§ Assigned task
Would you reproduce each line below exactly, leaving every picture out?

Segment Open

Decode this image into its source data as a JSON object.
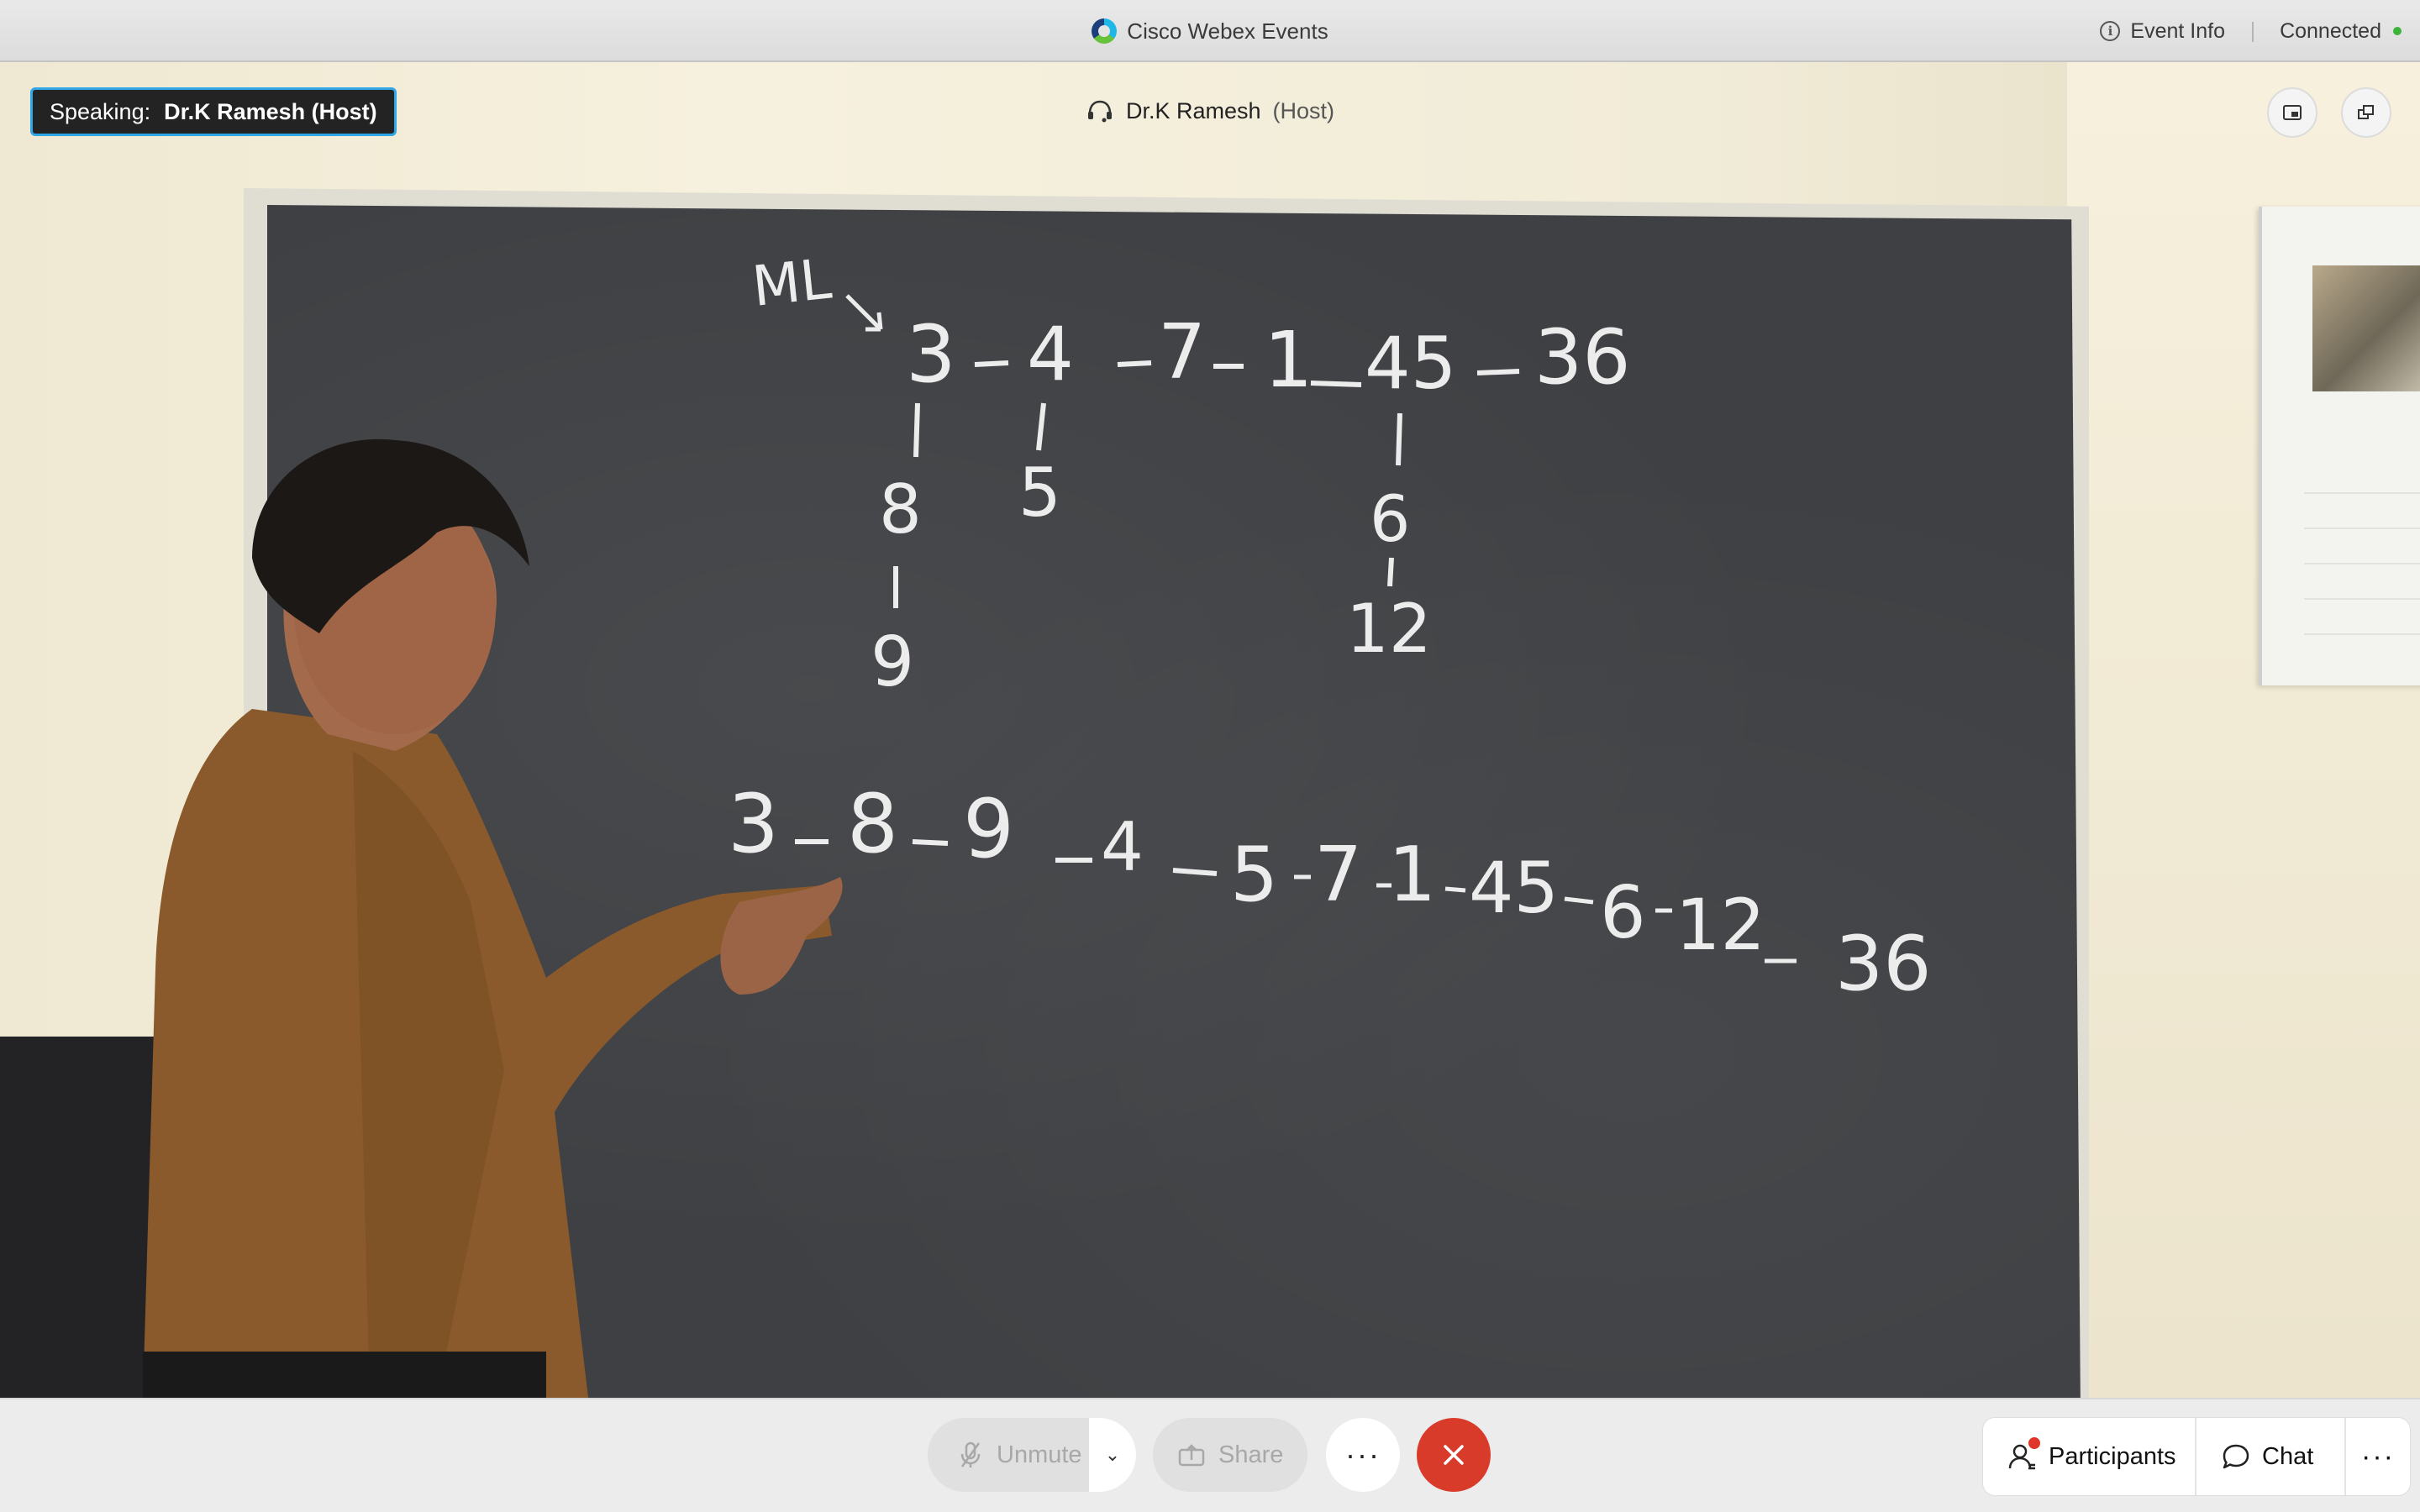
{
  "titlebar": {
    "app_title": "Cisco Webex Events",
    "event_info_label": "Event Info",
    "connection_status": "Connected"
  },
  "video": {
    "speaking_prefix": "Speaking:",
    "speaking_name": "Dr.K Ramesh (Host)",
    "presenter_name": "Dr.K Ramesh",
    "presenter_role": "(Host)",
    "board": {
      "label": "ML",
      "top_chain": [
        "3",
        "4",
        "7",
        "1",
        "45",
        "36"
      ],
      "branch_3": [
        "8",
        "9"
      ],
      "branch_4": [
        "5"
      ],
      "branch_45": [
        "6",
        "12"
      ],
      "result_chain": [
        "3",
        "8",
        "9",
        "4",
        "5",
        "7",
        "1",
        "45",
        "6",
        "12",
        "36"
      ]
    }
  },
  "controls": {
    "unmute_label": "Unmute",
    "share_label": "Share",
    "more_label": "···",
    "participants_label": "Participants",
    "chat_label": "Chat",
    "overflow_label": "···"
  },
  "colors": {
    "accent_blue": "#2fa6e6",
    "leave_red": "#d93b2b",
    "status_green": "#3cb43c",
    "blackboard": "#3e4043"
  },
  "icons": {
    "app_logo": "webex-logo-icon",
    "info": "info-icon",
    "headset": "headset-icon",
    "pip": "picture-in-picture-icon",
    "popout": "popout-window-icon",
    "mic": "microphone-muted-icon",
    "share": "share-icon",
    "leave": "close-icon",
    "participants": "participants-icon",
    "chat": "chat-icon"
  }
}
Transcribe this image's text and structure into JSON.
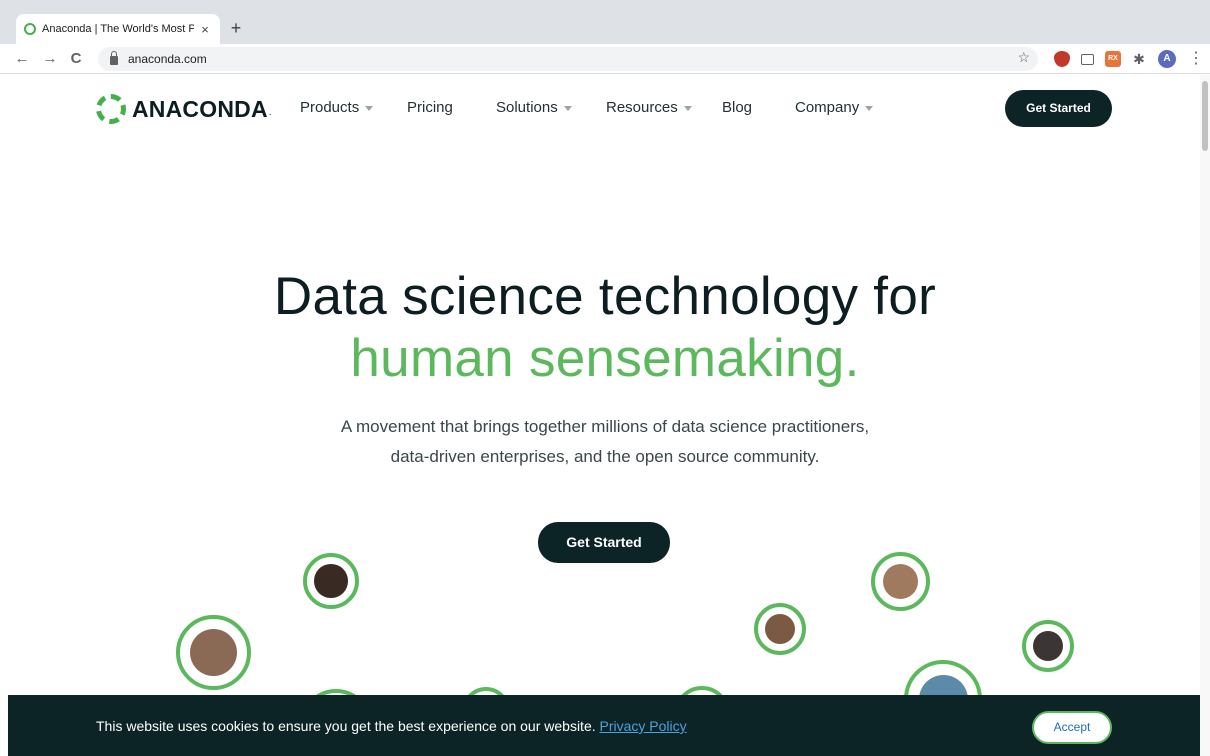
{
  "browser": {
    "tab_title": "Anaconda | The World's Most P",
    "tab_close": "×",
    "new_tab": "+",
    "back": "←",
    "forward": "→",
    "reload": "C",
    "url": "anaconda.com",
    "bookmark_star": "☆",
    "ext_rx_label": "RX",
    "puzzle": "✱",
    "profile_initial": "A",
    "menu": "⋮"
  },
  "header": {
    "logo_text": "ANACONDA",
    "logo_dot": ".",
    "nav": [
      {
        "label": "Products",
        "has_dropdown": true
      },
      {
        "label": "Pricing",
        "has_dropdown": false
      },
      {
        "label": "Solutions",
        "has_dropdown": true
      },
      {
        "label": "Resources",
        "has_dropdown": true
      },
      {
        "label": "Blog",
        "has_dropdown": false
      },
      {
        "label": "Company",
        "has_dropdown": true
      }
    ],
    "cta_label": "Get Started"
  },
  "hero": {
    "headline_line1": "Data science technology for",
    "headline_line2": "human sensemaking.",
    "subtitle_line1": "A movement that brings together millions of data science practitioners,",
    "subtitle_line2": "data-driven enterprises, and the open source community.",
    "cta_label": "Get Started"
  },
  "cookie_banner": {
    "message": "This website uses cookies to ensure you get the best experience on our website.",
    "link_label": "Privacy Policy",
    "accept_label": "Accept"
  },
  "colors": {
    "brand_green": "#5cb85c",
    "dark_teal": "#0d2426",
    "link_blue": "#4aa3df"
  }
}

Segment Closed

§ Solved exercise
Decode this image into its source data as a JSON object.
{
  "titlebar": {
    "app_title": "Cisco Webex Events",
    "event_info_label": "Event Info",
    "connection_status": "Connected"
  },
  "video": {
    "speaking_prefix": "Speaking:",
    "speaking_name": "Dr.K Ramesh (Host)",
    "presenter_name": "Dr.K Ramesh",
    "presenter_role": "(Host)",
    "board": {
      "label": "ML",
      "top_chain": [
        "3",
        "4",
        "7",
        "1",
        "45",
        "36"
      ],
      "branch_3": [
        "8",
        "9"
      ],
      "branch_4": [
        "5"
      ],
      "branch_45": [
        "6",
        "12"
      ],
      "result_chain": [
        "3",
        "8",
        "9",
        "4",
        "5",
        "7",
        "1",
        "45",
        "6",
        "12",
        "36"
      ]
    }
  },
  "controls": {
    "unmute_label": "Unmute",
    "share_label": "Share",
    "more_label": "···",
    "participants_label": "Participants",
    "chat_label": "Chat",
    "overflow_label": "···"
  },
  "colors": {
    "accent_blue": "#2fa6e6",
    "leave_red": "#d93b2b",
    "status_green": "#3cb43c",
    "blackboard": "#3e4043"
  },
  "icons": {
    "app_logo": "webex-logo-icon",
    "info": "info-icon",
    "headset": "headset-icon",
    "pip": "picture-in-picture-icon",
    "popout": "popout-window-icon",
    "mic": "microphone-muted-icon",
    "share": "share-icon",
    "leave": "close-icon",
    "participants": "participants-icon",
    "chat": "chat-icon"
  }
}
Transcribe this image's text and structure into JSON.
{
  "browser": {
    "tab_title": "Anaconda | The World's Most P",
    "tab_close": "×",
    "new_tab": "+",
    "back": "←",
    "forward": "→",
    "reload": "C",
    "url": "anaconda.com",
    "bookmark_star": "☆",
    "ext_rx_label": "RX",
    "puzzle": "✱",
    "profile_initial": "A",
    "menu": "⋮"
  },
  "header": {
    "logo_text": "ANACONDA",
    "logo_dot": ".",
    "nav": [
      {
        "label": "Products",
        "has_dropdown": true
      },
      {
        "label": "Pricing",
        "has_dropdown": false
      },
      {
        "label": "Solutions",
        "has_dropdown": true
      },
      {
        "label": "Resources",
        "has_dropdown": true
      },
      {
        "label": "Blog",
        "has_dropdown": false
      },
      {
        "label": "Company",
        "has_dropdown": true
      }
    ],
    "cta_label": "Get Started"
  },
  "hero": {
    "headline_line1": "Data science technology for",
    "headline_line2": "human sensemaking.",
    "subtitle_line1": "A movement that brings together millions of data science practitioners,",
    "subtitle_line2": "data-driven enterprises, and the open source community.",
    "cta_label": "Get Started"
  },
  "cookie_banner": {
    "message": "This website uses cookies to ensure you get the best experience on our website.",
    "link_label": "Privacy Policy",
    "accept_label": "Accept"
  },
  "colors": {
    "brand_green": "#5cb85c",
    "dark_teal": "#0d2426",
    "link_blue": "#4aa3df"
  }
}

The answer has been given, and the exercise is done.